Before accepting this legislation as a done-deal, environmentalists need to remember that this bill is already badly compromised. Its key provision—reducing greenhouse gas emissions by 17 percent from 2005 levels by 2020—is far below what scientists say is needed to stabilize the climate.
At this point, greens shouldn’t give up anything more without a struggle. Will a battle over the Kerry-Lieberman bill give us everything we want? Of course not. But at least we’ll know that, before bending to political realities, we fought the good fight.

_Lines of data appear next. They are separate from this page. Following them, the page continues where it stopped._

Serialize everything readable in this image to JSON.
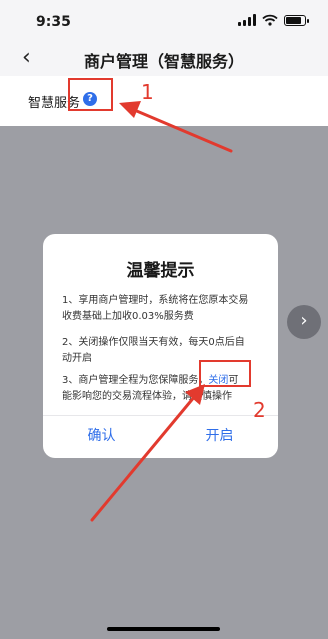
{
  "status_bar": {
    "time": "9:35"
  },
  "nav": {
    "back_glyph": "‹",
    "title": "商户管理（智慧服务）"
  },
  "settings": {
    "service_label": "智慧服务",
    "help_glyph": "?"
  },
  "dialog": {
    "title": "温馨提示",
    "lines": [
      "1、享用商户管理时，系统将在您原本交易",
      "收费基础上加收0.03%服务费",
      "2、关闭操作仅限当天有效，每天0点后自",
      "动开启",
      "3、商户管理全程为您保障服务，",
      "关闭",
      "可",
      "能影响您的交易流程体验，请谨慎操作"
    ],
    "confirm_label": "确认",
    "open_label": "开启"
  },
  "side_button": {
    "glyph": "›"
  },
  "annotations": {
    "label_1": "1",
    "label_2": "2"
  },
  "colors": {
    "accent": "#2f6ee9",
    "annotation_red": "#e23a2e",
    "overlay": "#9d9ea4"
  }
}
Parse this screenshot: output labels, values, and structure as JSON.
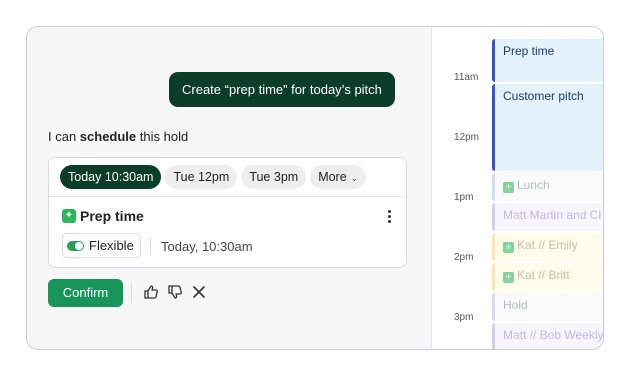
{
  "chat": {
    "user_message": "Create “prep time” for today’s pitch",
    "reply_prefix": "I can ",
    "reply_bold": "schedule",
    "reply_suffix": " this hold"
  },
  "card": {
    "time_options": [
      {
        "label": "Today 10:30am",
        "selected": true
      },
      {
        "label": "Tue 12pm",
        "selected": false
      },
      {
        "label": "Tue 3pm",
        "selected": false
      }
    ],
    "more_label": "More",
    "event_title": "Prep time",
    "event_icon": "sparkle-icon",
    "flexible_label": "Flexible",
    "flexible_on": true,
    "when": "Today, 10:30am"
  },
  "actions": {
    "confirm_label": "Confirm",
    "icons": [
      "thumbs-up-icon",
      "thumbs-down-icon",
      "close-icon"
    ]
  },
  "calendar": {
    "time_labels": [
      "11am",
      "12pm",
      "1pm",
      "2pm",
      "3pm"
    ],
    "events": [
      {
        "title": "Prep time",
        "style": "blue",
        "icon": false
      },
      {
        "title": "Customer pitch",
        "style": "blue",
        "icon": false
      },
      {
        "title": "Lunch",
        "style": "faint",
        "icon": true
      },
      {
        "title": "Matt Martin and Cl",
        "style": "purple",
        "icon": false
      },
      {
        "title": "Kat // Emily",
        "style": "yellow",
        "icon": true
      },
      {
        "title": "Kat // Britt",
        "style": "yellow",
        "icon": true
      },
      {
        "title": "Hold",
        "style": "faint",
        "icon": false
      },
      {
        "title": "Matt // Bob Weekly",
        "style": "purple",
        "icon": false
      }
    ]
  },
  "colors": {
    "accent_dark": "#0c3d2a",
    "confirm_green": "#17955a",
    "event_blue": "#3553cf"
  }
}
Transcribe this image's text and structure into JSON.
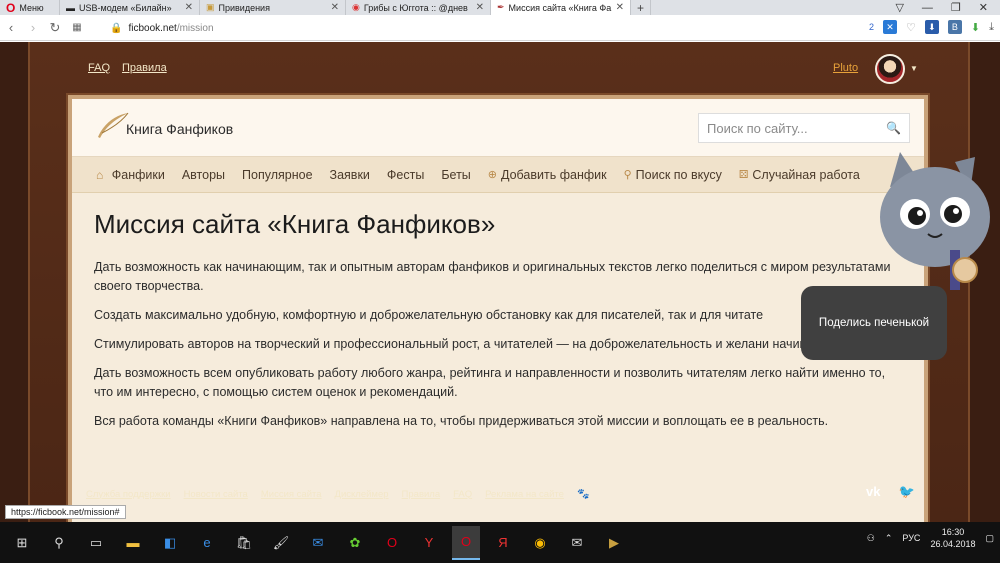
{
  "browser": {
    "menu_label": "Меню",
    "tabs": [
      {
        "title": "USB-модем «Билайн»",
        "active": false
      },
      {
        "title": "Привидения",
        "active": false
      },
      {
        "title": "Грибы с Юггота :: @днев",
        "active": false
      },
      {
        "title": "Миссия сайта «Книга Фа",
        "active": true
      }
    ],
    "url_host": "ficbook.net",
    "url_path": "/mission",
    "badge_count": "2"
  },
  "site": {
    "top_links": [
      "FAQ",
      "Правила"
    ],
    "username": "Pluto",
    "logo_text": "Книга Фанфиков",
    "search_placeholder": "Поиск по сайту...",
    "nav": [
      {
        "label": "Фанфики",
        "icon": ""
      },
      {
        "label": "Авторы",
        "icon": ""
      },
      {
        "label": "Популярное",
        "icon": ""
      },
      {
        "label": "Заявки",
        "icon": ""
      },
      {
        "label": "Фесты",
        "icon": ""
      },
      {
        "label": "Беты",
        "icon": ""
      },
      {
        "label": "Добавить фанфик",
        "icon": "plus-circle-icon"
      },
      {
        "label": "Поиск по вкусу",
        "icon": "search-icon"
      },
      {
        "label": "Случайная работа",
        "icon": "dice-icon"
      }
    ],
    "page_title": "Миссия сайта «Книга Фанфиков»",
    "paragraphs": [
      "Дать возможность как начинающим, так и опытным авторам фанфиков и оригинальных текстов легко поделиться с миром результатами своего творчества.",
      "Создать максимально удобную, комфортную и доброжелательную обстановку как для писателей, так и для читате",
      "Стимулировать авторов на творческий и профессиональный рост, а читателей — на доброжелательность и желани начинающих.",
      "Дать возможность всем опубликовать работу любого жанра, рейтинга и направленности и позволить читателям легко найти именно то, что им интересно, с помощью систем оценок и рекомендаций.",
      "Вся работа команды «Книги Фанфиков» направлена на то, чтобы придерживаться этой миссии и воплощать ее в реальность."
    ],
    "footer_links": [
      "Служба поддержки",
      "Новости сайта",
      "Миссия сайта",
      "Дисклеймер",
      "Правила",
      "FAQ",
      "Реклама на сайте"
    ],
    "bubble_text": "Поделись печенькой",
    "status_url": "https://ficbook.net/mission#"
  },
  "taskbar": {
    "lang": "РУС",
    "time": "16:30",
    "date": "26.04.2018"
  },
  "colors": {
    "wood": "#4b2615",
    "paper": "#f6ecdc",
    "accent": "#b98a4a",
    "opera_red": "#e0001a"
  }
}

Jason Mark is a writer-farmer with a deep background in environmental politics. In addition to his work in the Earth Island Journal, his writings have appeared in the San Francisco Chronicle, The Nation, The Progressive, Utne Reader, Orion, Gastronomica, Grist.org, Alternet.org, E magazine, and Yes! He is a co-author of Building the Green Economy: Success Stories from the Grassroots and also co-author with Kevin Danaher of Insurrection: Citizen Challenges to Corporate Power. When not writing and editing, he co-manages Alemany Farm, San Francisco’s largest food production site.